Owner: Clyde Johnson
Featured this month is a rare 65 year old truck was saved from an unknown destiny almost 35 years ago. The survival rate of this style 1940 Chevrolet pickup is very low because they are rated 3/4 ton. Heavier demands were placed on almost all non-1/2 ton pickups and most were just ‘used up.’
This beauty still lives because it was first owned by the Walnut Grove, Missouri Volunteer Fire Department (near Springfield) and saw duty during occasional fires in the small community. Much of its life it set in the town fire station ready for emergency calls. This is probably why only 26,000 now show on the odometer. It carried ladders, hoses, and related fire equipment as well as firemen. Usually it followed near the larger town fire truck.
The person responsible for the rebirth of this classic older 3/4 ton is Clyde Johnson of Independence, Missouri. He purchased it un-restored from a neighbor in the 1970’s for $200. It was to give his 16 year old son, Larry, something different, dependable, and ‘not fast’ to drive to high school. It came to be Larry’s main local transportation for several years. But then Clyde got it back after graduation. A total restoration was always a consideration but family responsibilities kept it on a ‘someday’ to do list.
It was over thirty years later that Clyde got serious about giving the little 3/4 ton the ground-up restoration it so badly needed. His four children were on their own and he had just retired after many years as a machinist training instructor.
Once the restoration began, Clyde averaged 20 hours per week, 25 most all was done by him personally. He disassembled it to the bare frame and then began building it back and restoring each piece. To make it look less like a fire truck and more as a civilian truck, he removed the spotlight, siren, ladder brackets and a very large steel plate rear bumper where fireman stood on the way to a fire.
It now looks like a 1940 Chevrolet truck as it left the factory. The correct red, black fenders and running boards plus rebuilt mechanicals and new chrome makes it a real ‘traffic stopper.’ It still has it’s 216 six cylinder engine, 4 speed transmission and ¾ ton differential. Yes, 55 miles per hour is about its limit.
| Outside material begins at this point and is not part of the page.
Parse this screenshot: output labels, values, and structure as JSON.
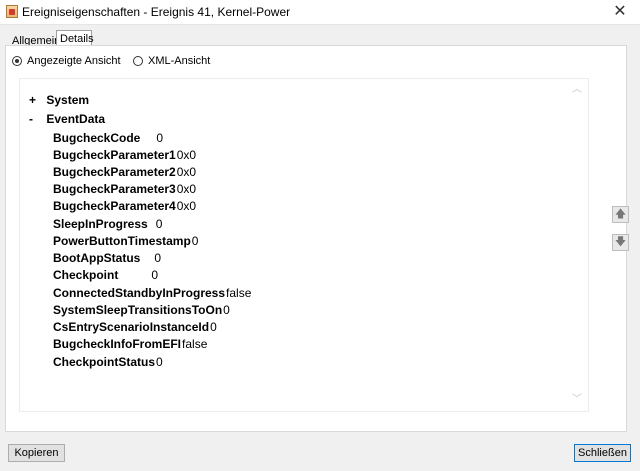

Clyde’s enjoyment with his little red truck has increased even more since the restoration three years ago. He has become very active in the local Kansas City Genuine Chevrolet/GMC truck club. He and his little red truck are seen regularly at local shows, driving events, and cruise night drive-ins.